McConnell and Ryan will either be forced to lead a delegation to the White House to say “or else,” or the party will suffer even more. And the nation. Impeachment is unlikely, too awkward and in the absence of an identifiable “high crime.” Assisted resignation is most likely. But if the president refuses, the 25th amendment is available. Its linchpin and trigger man: VP Pence. Killers of kings are later rarely popular, especially if they assume the crown of the dead monarch. It would take real guts for Pence, and we don’t know if he has any. He wants the job but may be fussy about stepping over the body.

Now the good news: markets will soar upon Trump exit. Markets and the economy are at risk until then, not just the Republican party. Non-political godfather of the stock market, Art Cashin on CNN this morning: “If you had more than one resignation… Steve Cohn and Wilbur Ross — I think it would have a very formidable effect — 500 or 1,000 points on the Dow possibly.” Bad guys leaving do not help (see Bannon); the markets fear losing the good-guy regents, presently holding the government together and protecting us from the president.

In the days after Trump exits, markets will make book on president Pence, and Ryan and McConnell and their ability to move forward any useful agenda.
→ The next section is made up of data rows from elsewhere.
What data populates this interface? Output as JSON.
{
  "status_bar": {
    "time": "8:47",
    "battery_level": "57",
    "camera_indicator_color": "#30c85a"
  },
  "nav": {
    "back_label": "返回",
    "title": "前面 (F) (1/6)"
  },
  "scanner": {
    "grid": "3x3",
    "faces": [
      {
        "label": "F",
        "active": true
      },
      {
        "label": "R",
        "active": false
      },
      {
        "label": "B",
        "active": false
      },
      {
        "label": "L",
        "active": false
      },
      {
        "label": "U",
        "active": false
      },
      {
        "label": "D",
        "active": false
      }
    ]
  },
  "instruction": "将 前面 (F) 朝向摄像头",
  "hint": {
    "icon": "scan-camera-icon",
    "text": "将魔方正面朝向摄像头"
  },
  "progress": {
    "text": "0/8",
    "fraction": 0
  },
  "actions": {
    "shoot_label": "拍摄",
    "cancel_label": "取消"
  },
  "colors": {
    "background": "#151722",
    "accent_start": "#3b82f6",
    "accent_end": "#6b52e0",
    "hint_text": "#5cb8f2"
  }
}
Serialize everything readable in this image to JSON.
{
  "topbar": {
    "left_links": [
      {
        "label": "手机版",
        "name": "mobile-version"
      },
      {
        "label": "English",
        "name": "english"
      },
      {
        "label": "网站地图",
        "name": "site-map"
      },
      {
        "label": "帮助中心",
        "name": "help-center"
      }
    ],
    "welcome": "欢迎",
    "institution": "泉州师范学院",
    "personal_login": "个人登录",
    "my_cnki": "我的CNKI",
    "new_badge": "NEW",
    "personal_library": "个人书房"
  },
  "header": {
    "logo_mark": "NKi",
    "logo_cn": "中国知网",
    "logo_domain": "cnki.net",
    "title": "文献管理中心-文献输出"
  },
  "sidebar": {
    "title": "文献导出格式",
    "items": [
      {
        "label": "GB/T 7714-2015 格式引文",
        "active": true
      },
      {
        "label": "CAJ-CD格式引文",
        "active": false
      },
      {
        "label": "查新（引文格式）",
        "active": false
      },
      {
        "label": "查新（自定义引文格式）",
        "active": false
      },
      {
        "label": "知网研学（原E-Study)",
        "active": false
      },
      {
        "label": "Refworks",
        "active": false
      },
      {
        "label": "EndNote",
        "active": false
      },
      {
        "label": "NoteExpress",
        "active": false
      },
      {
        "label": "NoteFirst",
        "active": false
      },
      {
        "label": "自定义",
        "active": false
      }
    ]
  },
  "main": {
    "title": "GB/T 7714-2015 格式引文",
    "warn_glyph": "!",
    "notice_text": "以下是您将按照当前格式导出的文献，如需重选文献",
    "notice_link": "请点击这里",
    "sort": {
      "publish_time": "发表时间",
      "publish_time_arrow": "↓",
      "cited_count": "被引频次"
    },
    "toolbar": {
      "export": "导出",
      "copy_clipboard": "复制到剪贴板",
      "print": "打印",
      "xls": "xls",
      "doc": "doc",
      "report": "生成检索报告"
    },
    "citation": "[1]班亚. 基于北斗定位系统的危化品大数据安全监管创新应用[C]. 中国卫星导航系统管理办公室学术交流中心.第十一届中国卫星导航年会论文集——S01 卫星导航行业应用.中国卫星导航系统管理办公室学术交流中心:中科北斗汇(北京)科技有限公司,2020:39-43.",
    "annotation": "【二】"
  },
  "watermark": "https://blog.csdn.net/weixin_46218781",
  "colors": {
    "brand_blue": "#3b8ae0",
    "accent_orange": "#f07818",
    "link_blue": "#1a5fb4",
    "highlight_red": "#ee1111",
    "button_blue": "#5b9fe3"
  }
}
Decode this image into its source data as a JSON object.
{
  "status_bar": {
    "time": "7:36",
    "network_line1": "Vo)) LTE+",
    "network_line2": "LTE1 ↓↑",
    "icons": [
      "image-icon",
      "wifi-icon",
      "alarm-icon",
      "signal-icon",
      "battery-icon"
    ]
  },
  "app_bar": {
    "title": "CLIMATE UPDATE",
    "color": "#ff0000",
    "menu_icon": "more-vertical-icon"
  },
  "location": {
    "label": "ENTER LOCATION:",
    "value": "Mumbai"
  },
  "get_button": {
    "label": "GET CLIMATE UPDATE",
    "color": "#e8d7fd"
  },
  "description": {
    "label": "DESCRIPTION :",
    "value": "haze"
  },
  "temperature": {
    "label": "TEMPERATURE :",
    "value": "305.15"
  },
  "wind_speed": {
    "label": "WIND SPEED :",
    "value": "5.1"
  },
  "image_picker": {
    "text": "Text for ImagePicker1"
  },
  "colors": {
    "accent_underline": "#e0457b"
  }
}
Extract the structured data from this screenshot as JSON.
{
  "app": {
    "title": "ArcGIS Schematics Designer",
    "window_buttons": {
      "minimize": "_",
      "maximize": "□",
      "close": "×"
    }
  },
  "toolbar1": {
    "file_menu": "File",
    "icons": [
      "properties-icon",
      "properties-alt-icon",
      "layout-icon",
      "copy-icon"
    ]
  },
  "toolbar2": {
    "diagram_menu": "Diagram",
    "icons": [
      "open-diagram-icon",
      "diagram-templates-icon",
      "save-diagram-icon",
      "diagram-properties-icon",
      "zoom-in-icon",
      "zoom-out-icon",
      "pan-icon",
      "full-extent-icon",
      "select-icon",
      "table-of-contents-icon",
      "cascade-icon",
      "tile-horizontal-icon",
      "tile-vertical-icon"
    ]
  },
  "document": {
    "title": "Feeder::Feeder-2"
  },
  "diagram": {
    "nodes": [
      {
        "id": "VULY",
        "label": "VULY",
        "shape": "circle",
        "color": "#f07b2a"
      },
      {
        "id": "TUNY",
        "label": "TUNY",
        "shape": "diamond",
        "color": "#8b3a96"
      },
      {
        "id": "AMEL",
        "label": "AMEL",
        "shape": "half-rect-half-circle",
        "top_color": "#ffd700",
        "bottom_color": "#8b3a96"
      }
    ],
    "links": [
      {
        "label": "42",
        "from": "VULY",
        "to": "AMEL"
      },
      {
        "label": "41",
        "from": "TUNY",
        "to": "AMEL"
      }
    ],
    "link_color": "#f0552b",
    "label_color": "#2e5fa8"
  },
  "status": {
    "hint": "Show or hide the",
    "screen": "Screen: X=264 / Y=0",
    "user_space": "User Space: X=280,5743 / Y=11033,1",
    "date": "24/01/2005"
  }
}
But even if they cannot we’ll be in a far better place than today.

Here follows the entire text of the 25th amendment, paragraph four the operative one:

Section 1. In case of the removal of the President from office or of his death or resignation, the Vice President shall become President.

Section 2. Whenever there is a vacancy in the office of the Vice President, the President shall nominate a Vice President who shall take office upon confirmation by a majority vote of both Houses of Congress.

Section 3. Whenever the President transmits to the President pro tempore of the Senate and the Speaker of the House of Representatives his written declaration that he is unable to discharge the powers and duties of his office, and until he transmits to them a written declaration to the contrary, such powers and duties shall be discharged by the Vice President as Acting President.

Section 4. Whenever the Vice President and a majority of either the principal officers of the executive departments or of such other body as Congress may by law provide, transmit to the President pro tempore of the Senate and the Speaker of the House of Representatives their written declaration that the President is unable to discharge the powers and duties of his office, the Vice President shall immediately assume the powers and duties of the office as Acting President.

Thereafter, when the President transmits to the President pro tempore of the Senate and the Speaker of the House of Representatives his written declaration that no inability exists, he shall resume the powers and duties of his office unless the Vice President and a majority of either the principal officers of the executive department or of such other body as Congress may by law provide, transmit within four days to the President pro tempore of the Senate and the Speaker of the House of Representatives their written declaration that the President is unable to discharge the powers and duties of his office. Thereupon Congress shall decide the issue, assembling within forty-eight hours for that purpose if not in session. If the Congress, within twenty-one days after receipt of the latter written declaration, or, if Congress is not in session, within twenty-one days after Congress is required to assemble, determines by two-thirds vote of both Houses that the President is unable to discharge the powers and duties of his office, the Vice President shall continue to discharge the same as Acting President; otherwise, the President shall resume the powers and duties of his office.